Input data

————————

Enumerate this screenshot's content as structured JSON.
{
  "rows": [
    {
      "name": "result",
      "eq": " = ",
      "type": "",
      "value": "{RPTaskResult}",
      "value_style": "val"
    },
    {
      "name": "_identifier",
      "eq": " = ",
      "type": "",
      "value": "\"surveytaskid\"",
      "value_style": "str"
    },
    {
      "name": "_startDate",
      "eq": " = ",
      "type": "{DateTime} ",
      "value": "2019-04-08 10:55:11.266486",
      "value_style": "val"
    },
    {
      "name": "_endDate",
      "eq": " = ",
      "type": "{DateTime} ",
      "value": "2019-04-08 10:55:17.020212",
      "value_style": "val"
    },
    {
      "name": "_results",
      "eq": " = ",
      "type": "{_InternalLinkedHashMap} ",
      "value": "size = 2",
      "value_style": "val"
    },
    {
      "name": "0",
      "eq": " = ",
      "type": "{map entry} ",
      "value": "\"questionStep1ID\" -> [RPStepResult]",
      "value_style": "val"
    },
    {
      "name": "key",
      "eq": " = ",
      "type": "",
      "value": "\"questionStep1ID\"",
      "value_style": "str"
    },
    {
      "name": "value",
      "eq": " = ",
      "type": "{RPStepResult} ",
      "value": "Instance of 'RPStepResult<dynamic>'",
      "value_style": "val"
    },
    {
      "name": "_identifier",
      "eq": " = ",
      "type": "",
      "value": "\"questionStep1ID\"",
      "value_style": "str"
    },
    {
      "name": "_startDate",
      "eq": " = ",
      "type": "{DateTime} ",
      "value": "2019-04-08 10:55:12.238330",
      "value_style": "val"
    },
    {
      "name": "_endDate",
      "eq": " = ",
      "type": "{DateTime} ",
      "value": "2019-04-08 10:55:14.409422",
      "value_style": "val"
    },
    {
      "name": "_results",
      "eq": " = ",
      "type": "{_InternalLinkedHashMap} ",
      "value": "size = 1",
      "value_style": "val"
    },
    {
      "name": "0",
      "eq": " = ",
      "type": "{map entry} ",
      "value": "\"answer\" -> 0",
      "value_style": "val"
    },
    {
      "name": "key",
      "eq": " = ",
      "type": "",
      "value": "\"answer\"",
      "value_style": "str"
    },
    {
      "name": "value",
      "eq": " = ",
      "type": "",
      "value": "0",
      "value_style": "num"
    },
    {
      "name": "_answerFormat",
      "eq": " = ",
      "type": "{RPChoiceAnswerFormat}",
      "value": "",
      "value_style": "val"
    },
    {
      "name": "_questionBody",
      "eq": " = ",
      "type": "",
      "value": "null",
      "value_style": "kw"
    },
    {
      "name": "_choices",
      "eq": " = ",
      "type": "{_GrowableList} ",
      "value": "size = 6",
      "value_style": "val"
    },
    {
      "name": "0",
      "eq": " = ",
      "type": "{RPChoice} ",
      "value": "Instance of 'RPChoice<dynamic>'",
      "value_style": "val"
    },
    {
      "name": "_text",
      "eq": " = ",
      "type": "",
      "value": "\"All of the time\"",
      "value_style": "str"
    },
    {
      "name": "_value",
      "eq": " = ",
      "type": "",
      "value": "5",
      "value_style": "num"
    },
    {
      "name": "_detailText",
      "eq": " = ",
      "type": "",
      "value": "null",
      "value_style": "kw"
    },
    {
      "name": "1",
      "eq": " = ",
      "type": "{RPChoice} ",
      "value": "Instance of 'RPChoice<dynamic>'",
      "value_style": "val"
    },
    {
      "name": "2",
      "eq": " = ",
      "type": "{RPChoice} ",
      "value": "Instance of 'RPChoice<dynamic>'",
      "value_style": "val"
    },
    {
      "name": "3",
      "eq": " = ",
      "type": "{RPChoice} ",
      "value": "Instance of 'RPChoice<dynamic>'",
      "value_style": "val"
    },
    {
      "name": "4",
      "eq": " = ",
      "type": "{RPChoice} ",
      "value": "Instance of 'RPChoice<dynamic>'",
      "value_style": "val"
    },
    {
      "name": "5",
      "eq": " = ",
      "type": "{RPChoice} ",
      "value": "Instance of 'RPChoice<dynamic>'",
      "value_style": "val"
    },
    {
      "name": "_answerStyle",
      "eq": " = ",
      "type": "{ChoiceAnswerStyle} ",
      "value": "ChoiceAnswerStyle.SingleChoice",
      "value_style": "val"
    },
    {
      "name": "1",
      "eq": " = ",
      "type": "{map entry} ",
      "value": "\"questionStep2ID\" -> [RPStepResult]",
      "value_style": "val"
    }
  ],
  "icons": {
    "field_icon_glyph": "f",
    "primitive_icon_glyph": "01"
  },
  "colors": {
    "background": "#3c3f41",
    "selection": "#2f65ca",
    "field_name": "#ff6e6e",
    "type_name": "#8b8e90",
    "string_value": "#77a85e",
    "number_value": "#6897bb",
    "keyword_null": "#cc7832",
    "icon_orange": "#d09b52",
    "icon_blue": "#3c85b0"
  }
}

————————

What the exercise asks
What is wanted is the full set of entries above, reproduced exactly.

Answer to the exercise
Enumerate this screenshot's content as structured JSON.
{
  "rows": [
    {
      "name": "result",
      "eq": " = ",
      "type": "",
      "value": "{RPTaskResult}",
      "value_style": "val"
    },
    {
      "name": "_identifier",
      "eq": " = ",
      "type": "",
      "value": "\"surveytaskid\"",
      "value_style": "str"
    },
    {
      "name": "_startDate",
      "eq": " = ",
      "type": "{DateTime} ",
      "value": "2019-04-08 10:55:11.266486",
      "value_style": "val"
    },
    {
      "name": "_endDate",
      "eq": " = ",
      "type": "{DateTime} ",
      "value": "2019-04-08 10:55:17.020212",
      "value_style": "val"
    },
    {
      "name": "_results",
      "eq": " = ",
      "type": "{_InternalLinkedHashMap} ",
      "value": "size = 2",
      "value_style": "val"
    },
    {
      "name": "0",
      "eq": " = ",
      "type": "{map entry} ",
      "value": "\"questionStep1ID\" -> [RPStepResult]",
      "value_style": "val"
    },
    {
      "name": "key",
      "eq": " = ",
      "type": "",
      "value": "\"questionStep1ID\"",
      "value_style": "str"
    },
    {
      "name": "value",
      "eq": " = ",
      "type": "{RPStepResult} ",
      "value": "Instance of 'RPStepResult<dynamic>'",
      "value_style": "val"
    },
    {
      "name": "_identifier",
      "eq": " = ",
      "type": "",
      "value": "\"questionStep1ID\"",
      "value_style": "str"
    },
    {
      "name": "_startDate",
      "eq": " = ",
      "type": "{DateTime} ",
      "value": "2019-04-08 10:55:12.238330",
      "value_style": "val"
    },
    {
      "name": "_endDate",
      "eq": " = ",
      "type": "{DateTime} ",
      "value": "2019-04-08 10:55:14.409422",
      "value_style": "val"
    },
    {
      "name": "_results",
      "eq": " = ",
      "type": "{_InternalLinkedHashMap} ",
      "value": "size = 1",
      "value_style": "val"
    },
    {
      "name": "0",
      "eq": " = ",
      "type": "{map entry} ",
      "value": "\"answer\" -> 0",
      "value_style": "val"
    },
    {
      "name": "key",
      "eq": " = ",
      "type": "",
      "value": "\"answer\"",
      "value_style": "str"
    },
    {
      "name": "value",
      "eq": " = ",
      "type": "",
      "value": "0",
      "value_style": "num"
    },
    {
      "name": "_answerFormat",
      "eq": " = ",
      "type": "{RPChoiceAnswerFormat}",
      "value": "",
      "value_style": "val"
    },
    {
      "name": "_questionBody",
      "eq": " = ",
      "type": "",
      "value": "null",
      "value_style": "kw"
    },
    {
      "name": "_choices",
      "eq": " = ",
      "type": "{_GrowableList} ",
      "value": "size = 6",
      "value_style": "val"
    },
    {
      "name": "0",
      "eq": " = ",
      "type": "{RPChoice} ",
      "value": "Instance of 'RPChoice<dynamic>'",
      "value_style": "val"
    },
    {
      "name": "_text",
      "eq": " = ",
      "type": "",
      "value": "\"All of the time\"",
      "value_style": "str"
    },
    {
      "name": "_value",
      "eq": " = ",
      "type": "",
      "value": "5",
      "value_style": "num"
    },
    {
      "name": "_detailText",
      "eq": " = ",
      "type": "",
      "value": "null",
      "value_style": "kw"
    },
    {
      "name": "1",
      "eq": " = ",
      "type": "{RPChoice} ",
      "value": "Instance of 'RPChoice<dynamic>'",
      "value_style": "val"
    },
    {
      "name": "2",
      "eq": " = ",
      "type": "{RPChoice} ",
      "value": "Instance of 'RPChoice<dynamic>'",
      "value_style": "val"
    },
    {
      "name": "3",
      "eq": " = ",
      "type": "{RPChoice} ",
      "value": "Instance of 'RPChoice<dynamic>'",
      "value_style": "val"
    },
    {
      "name": "4",
      "eq": " = ",
      "type": "{RPChoice} ",
      "value": "Instance of 'RPChoice<dynamic>'",
      "value_style": "val"
    },
    {
      "name": "5",
      "eq": " = ",
      "type": "{RPChoice} ",
      "value": "Instance of 'RPChoice<dynamic>'",
      "value_style": "val"
    },
    {
      "name": "_answerStyle",
      "eq": " = ",
      "type": "{ChoiceAnswerStyle} ",
      "value": "ChoiceAnswerStyle.SingleChoice",
      "value_style": "val"
    },
    {
      "name": "1",
      "eq": " = ",
      "type": "{map entry} ",
      "value": "\"questionStep2ID\" -> [RPStepResult]",
      "value_style": "val"
    }
  ],
  "icons": {
    "field_icon_glyph": "f",
    "primitive_icon_glyph": "01"
  },
  "colors": {
    "background": "#3c3f41",
    "selection": "#2f65ca",
    "field_name": "#ff6e6e",
    "type_name": "#8b8e90",
    "string_value": "#77a85e",
    "number_value": "#6897bb",
    "keyword_null": "#cc7832",
    "icon_orange": "#d09b52",
    "icon_blue": "#3c85b0"
  }
}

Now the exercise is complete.